As a piece of political theatre, this was an impressive Budget. The Chancellor’s upbeat delivery and ‘something for everyone’ approach made sure that few of us realised how deeply his fingers now dig into our pockets. Who would have thought that the tax burden will soon be the highest in over 70 years?
There was a substantial windfall to allocate following the OBR’s revised forecast for the UK economy. As a consequence of a faster than expected economic recovery, the yield from taxes already in place is expected to be increased by almost £50 billion over the next 3 years. Tax rises already announced will provide a further £25 billion. Mr Sunak therefore had around £75 billion to allocate and he chose to commit approaching £30 billion to reduce government borrowing and apply the remaining £45 billion to additional spending and some targeted, politically expedient tax cuts.
Fiscal drag, a Chancellor’s best friend, is making a potent forecast contribution to increases in the future tax take. By not increasing many tax allowances and exemptions the tax collected grows in real terms, even if assets and income grow only at the rate of inflation. A good example of this is inheritance tax, the yield from which is expected to increase by around 50% in 3 years’ time, helped by an exemption that has now been anchored at £325,000 since 2009.
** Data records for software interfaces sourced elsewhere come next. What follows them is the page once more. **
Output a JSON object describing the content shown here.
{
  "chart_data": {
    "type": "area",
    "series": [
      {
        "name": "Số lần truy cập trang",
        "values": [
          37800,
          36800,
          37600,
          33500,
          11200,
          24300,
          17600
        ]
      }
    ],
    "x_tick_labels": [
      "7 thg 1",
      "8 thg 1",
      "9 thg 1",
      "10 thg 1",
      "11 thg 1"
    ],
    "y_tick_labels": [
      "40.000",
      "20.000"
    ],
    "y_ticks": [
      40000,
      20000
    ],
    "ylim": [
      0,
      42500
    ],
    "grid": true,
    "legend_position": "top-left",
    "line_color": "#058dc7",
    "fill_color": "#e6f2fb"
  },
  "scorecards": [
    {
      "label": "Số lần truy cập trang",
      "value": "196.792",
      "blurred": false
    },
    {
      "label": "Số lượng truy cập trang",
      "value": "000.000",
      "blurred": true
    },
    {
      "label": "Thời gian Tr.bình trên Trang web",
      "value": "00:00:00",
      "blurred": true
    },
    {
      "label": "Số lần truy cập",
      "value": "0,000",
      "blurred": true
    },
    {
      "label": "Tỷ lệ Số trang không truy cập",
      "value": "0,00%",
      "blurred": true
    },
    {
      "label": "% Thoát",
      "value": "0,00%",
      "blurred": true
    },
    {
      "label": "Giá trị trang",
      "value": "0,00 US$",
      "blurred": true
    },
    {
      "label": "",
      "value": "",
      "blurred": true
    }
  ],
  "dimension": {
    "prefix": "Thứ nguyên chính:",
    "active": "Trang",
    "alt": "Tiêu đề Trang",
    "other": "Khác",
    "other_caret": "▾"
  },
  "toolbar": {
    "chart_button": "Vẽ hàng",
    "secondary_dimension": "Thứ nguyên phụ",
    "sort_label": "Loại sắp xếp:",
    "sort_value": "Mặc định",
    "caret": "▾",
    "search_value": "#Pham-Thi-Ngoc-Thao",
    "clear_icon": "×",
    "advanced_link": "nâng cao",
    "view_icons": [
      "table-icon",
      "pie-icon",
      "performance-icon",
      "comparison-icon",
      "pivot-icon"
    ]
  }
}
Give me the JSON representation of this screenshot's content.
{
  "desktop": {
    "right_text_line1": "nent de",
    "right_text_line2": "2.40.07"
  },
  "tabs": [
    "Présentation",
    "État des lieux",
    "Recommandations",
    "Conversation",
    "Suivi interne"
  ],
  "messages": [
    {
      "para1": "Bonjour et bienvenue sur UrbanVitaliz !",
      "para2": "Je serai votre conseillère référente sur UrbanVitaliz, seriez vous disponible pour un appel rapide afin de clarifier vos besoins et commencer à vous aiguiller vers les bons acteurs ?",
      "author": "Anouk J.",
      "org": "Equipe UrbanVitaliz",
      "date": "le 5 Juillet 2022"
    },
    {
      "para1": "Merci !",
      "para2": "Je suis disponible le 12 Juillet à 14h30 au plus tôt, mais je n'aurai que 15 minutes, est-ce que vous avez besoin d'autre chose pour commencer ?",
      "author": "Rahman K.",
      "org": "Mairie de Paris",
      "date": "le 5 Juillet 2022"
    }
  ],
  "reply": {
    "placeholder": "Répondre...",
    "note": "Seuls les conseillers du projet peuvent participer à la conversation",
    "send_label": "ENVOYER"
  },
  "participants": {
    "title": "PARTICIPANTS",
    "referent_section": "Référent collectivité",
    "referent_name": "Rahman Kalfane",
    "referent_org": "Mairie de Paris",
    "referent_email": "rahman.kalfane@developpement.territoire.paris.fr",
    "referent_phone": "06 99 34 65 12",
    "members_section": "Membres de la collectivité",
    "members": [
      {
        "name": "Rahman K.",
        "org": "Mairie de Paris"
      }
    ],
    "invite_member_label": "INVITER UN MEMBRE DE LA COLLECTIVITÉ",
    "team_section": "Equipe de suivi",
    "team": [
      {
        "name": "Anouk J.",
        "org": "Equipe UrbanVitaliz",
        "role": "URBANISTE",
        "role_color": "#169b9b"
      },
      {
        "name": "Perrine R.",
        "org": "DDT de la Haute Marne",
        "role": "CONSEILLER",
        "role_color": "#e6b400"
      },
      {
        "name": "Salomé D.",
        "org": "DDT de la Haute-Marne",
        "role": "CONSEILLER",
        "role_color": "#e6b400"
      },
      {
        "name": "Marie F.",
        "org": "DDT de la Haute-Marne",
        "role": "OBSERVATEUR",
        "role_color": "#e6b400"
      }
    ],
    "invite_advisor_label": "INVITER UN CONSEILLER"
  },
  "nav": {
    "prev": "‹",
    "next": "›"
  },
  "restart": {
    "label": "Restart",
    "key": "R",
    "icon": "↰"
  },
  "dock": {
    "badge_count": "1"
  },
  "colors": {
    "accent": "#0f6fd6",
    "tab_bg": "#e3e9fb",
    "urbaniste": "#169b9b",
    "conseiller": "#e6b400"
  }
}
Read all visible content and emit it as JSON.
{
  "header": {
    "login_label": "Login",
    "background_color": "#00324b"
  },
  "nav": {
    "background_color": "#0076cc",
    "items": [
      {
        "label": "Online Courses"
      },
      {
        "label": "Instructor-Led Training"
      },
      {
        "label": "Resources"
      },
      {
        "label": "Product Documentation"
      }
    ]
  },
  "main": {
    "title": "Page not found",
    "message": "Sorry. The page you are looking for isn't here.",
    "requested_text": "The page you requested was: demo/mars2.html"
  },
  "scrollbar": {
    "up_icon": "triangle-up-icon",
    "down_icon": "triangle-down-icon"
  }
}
As always, the devil is in the detail and to find out more about the Budget and how it might affect you, please refer to our Budget guide by clicking here.
You can download a PDF version by clicking here.